Putting Paris into practice
Foreign aid, national ownership, and donor alignment in Mali and Ghana
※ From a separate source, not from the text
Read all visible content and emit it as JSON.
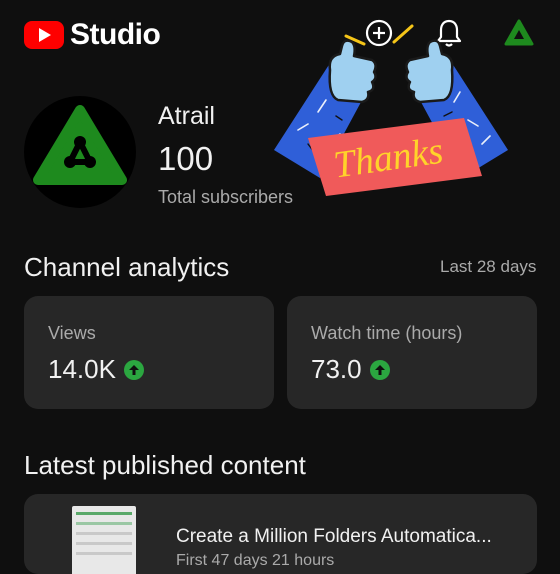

This paper examines the application of the first two principles of the 2005 Paris Declaration on Aid Effectiveness, namely ownership and alignment, to the cases of Mali and Ghana. It argues that Western donors and recipient governments have adopted the Paris Principles mainly in form, rather than in substance, not because of a lack of capacity but rather due primarily to a lack of will, related to interests and incentives on both sides to maintain the pre-Paris status quo. As a result, the impact on Mali’s and Ghana’s relationships with their traditional donors has been minimal and short-lasting. To the extent that donors and recipients have not significantly changed their practices in either Mali (a poor, fragile, aid-dependent country with low state capacity) or Ghana (a wealthier and more stable country with greater capacity), it seems unlikely that they will be able to apply the Paris Principles elsewhere. Together, the cases of Mali and Ghana, placed in a broader context, suggest that the Paris Agenda is dying.